18.17 Volume measures are obtained mainly by deflation of the current price values, using relevant ABS price indexes underlying those published in Consumer Price Index, Australia (Cat. no. 6401.0), Price Indexes of Articles Produced by Manufacturing Industry, Australia (Cat. no. 6412.0), Award Rates of Pay Indexes, Australia (Cat. no. 6312.0) up until March quarter 1998 and, from June quarter 1998, Wage Cost Index (Cat. no. 6345.0), as well as some special purpose price indexes. Quantity revaluation is used for some transportation services, where it is assumed that the volume of transportation services moves in the same way as the volume of the goods being transported.

Imports of goods

18.18 All volume measures are derived by deflating current price values using detailed price indexes. All but two of the components are deflated using price indexes derived from those underlying the price indexes published in Import Price Index, Australia (Cat. no. 6414.0). The exceptions are computer equipment, for which the above-mentioned computer equipment price index from the U.S. Bureau of Economic Analysis is used, and an overseas price index for sea transport equipment.

Imports of services

18.19 In most cases, volume measures are derived by deflating current price values using consumer price indexes from overseas countries, adjusted by exchange rate conversion factors. In other cases, special purpose price indexes, implicit price deflators and ABS price indexes from Consumer Price Index, Australia (Cat. no. 6401.0) and Import Price Index, Australia (Cat. no. 6414.0) are used.


Previous PageNext Page


Bookmark and Share. Opens in a new window


Commonwealth of Australia 2014

Unless otherwise noted, content on this website is licensed under a Creative Commons Attribution 2.5 Australia Licence together with any terms, conditions and exclusions as set out in the website Copyright notice.
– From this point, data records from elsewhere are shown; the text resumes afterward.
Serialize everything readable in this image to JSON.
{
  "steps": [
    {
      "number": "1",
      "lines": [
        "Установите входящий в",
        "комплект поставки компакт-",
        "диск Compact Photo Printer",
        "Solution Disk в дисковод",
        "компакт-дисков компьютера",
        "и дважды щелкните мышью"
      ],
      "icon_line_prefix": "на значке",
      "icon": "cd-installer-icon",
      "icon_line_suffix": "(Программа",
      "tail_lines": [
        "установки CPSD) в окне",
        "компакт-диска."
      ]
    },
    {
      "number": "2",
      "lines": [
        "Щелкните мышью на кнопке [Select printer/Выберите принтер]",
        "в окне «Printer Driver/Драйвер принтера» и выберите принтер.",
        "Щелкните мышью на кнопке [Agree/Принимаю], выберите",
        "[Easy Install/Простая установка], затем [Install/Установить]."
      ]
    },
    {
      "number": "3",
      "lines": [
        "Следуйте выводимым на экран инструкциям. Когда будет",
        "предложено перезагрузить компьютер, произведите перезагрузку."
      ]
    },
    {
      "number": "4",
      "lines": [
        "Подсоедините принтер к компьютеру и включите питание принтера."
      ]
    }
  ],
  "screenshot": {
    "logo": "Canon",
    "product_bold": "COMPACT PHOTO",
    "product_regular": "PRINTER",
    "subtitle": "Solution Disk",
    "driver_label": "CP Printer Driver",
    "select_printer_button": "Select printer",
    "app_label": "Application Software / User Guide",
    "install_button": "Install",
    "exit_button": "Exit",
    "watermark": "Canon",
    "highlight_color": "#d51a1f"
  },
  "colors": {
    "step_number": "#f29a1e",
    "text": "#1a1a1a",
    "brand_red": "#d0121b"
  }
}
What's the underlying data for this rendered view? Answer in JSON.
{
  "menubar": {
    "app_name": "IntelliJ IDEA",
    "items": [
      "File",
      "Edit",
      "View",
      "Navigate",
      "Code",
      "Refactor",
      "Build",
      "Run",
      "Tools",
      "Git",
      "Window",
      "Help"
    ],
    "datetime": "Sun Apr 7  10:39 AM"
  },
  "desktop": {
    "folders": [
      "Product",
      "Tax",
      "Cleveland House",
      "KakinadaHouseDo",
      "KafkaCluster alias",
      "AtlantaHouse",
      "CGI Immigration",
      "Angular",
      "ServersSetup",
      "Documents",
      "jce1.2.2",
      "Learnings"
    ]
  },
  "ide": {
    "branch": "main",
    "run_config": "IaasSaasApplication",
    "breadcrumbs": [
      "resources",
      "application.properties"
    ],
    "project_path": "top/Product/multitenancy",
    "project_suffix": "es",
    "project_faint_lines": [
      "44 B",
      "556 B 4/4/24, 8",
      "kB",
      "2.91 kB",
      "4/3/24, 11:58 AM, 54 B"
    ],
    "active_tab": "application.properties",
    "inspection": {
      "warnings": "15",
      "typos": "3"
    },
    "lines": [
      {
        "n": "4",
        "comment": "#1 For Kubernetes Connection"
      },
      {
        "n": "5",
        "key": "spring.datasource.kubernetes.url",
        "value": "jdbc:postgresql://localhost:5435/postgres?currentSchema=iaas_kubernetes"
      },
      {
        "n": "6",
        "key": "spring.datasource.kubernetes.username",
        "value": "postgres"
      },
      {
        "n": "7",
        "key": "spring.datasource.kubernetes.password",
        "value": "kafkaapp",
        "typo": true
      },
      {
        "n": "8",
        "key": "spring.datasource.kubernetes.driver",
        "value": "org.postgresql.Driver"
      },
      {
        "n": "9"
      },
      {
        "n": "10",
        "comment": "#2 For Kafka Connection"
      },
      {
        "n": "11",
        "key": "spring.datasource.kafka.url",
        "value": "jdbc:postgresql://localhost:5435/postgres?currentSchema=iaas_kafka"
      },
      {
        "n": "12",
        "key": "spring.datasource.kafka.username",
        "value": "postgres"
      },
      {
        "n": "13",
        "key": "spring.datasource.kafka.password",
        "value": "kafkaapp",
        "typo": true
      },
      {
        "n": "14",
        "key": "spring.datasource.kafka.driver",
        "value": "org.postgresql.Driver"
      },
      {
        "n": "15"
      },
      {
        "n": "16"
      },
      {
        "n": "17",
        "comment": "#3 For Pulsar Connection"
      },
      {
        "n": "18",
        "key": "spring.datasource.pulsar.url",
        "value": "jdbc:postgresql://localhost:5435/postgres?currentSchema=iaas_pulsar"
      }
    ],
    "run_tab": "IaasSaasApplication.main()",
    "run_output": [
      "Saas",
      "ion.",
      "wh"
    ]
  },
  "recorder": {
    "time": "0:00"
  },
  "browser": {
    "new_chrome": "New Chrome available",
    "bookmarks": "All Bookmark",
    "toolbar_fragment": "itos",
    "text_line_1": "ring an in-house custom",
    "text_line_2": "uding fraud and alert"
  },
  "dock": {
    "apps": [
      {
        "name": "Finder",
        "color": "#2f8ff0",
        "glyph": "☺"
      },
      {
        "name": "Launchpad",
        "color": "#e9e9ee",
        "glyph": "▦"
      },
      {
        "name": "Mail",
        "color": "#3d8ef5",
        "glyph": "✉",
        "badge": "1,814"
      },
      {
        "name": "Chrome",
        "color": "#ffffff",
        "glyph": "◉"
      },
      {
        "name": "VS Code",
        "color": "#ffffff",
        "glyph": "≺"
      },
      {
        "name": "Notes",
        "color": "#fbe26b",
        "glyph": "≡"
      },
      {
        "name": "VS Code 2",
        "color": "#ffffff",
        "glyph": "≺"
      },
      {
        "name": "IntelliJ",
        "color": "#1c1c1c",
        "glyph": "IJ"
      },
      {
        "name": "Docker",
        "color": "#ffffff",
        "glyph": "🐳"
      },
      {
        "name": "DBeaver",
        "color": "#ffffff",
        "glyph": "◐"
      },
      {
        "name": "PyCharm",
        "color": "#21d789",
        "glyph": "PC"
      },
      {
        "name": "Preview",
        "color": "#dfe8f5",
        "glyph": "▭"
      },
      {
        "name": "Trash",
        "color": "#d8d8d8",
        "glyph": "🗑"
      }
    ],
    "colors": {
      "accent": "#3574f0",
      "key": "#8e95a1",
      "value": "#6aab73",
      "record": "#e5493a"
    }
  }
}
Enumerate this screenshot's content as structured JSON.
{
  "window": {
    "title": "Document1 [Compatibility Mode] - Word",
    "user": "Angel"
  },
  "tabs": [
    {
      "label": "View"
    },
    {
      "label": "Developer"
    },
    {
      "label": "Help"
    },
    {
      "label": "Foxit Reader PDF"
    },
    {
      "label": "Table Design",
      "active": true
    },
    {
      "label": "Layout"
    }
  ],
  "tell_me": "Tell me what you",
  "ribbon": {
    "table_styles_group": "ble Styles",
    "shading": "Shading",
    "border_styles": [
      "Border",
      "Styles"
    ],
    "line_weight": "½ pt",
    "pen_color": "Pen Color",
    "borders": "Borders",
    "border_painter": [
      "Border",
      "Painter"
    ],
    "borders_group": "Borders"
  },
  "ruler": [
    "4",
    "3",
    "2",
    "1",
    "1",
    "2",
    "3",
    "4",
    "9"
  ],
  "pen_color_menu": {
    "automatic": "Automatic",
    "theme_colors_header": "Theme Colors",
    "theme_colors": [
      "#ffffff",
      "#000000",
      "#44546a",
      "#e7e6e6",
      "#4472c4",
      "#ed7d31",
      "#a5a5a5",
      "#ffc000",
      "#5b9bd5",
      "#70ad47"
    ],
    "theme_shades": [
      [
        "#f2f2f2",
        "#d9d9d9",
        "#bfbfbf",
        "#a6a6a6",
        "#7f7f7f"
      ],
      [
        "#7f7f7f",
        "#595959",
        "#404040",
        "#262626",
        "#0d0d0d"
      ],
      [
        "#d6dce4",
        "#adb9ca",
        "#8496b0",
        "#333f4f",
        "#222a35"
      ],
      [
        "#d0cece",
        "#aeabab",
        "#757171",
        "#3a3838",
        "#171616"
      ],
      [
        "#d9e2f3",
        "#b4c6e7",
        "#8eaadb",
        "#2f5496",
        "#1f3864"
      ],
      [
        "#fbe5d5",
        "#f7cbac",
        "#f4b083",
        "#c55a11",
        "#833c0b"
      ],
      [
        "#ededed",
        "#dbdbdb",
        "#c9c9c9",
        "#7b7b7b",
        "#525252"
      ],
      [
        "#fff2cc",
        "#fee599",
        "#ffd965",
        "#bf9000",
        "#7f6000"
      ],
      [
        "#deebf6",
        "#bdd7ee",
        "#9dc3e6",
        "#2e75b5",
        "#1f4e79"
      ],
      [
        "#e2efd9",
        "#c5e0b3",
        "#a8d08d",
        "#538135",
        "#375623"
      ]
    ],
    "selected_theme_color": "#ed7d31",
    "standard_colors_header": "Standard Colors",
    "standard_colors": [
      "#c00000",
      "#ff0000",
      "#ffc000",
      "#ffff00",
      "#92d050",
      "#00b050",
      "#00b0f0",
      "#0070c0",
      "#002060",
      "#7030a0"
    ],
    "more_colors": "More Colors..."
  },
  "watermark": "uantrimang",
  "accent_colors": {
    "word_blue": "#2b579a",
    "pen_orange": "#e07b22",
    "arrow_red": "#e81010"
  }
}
For permission to do anything beyond the scope of this licence and copyright terms contact us.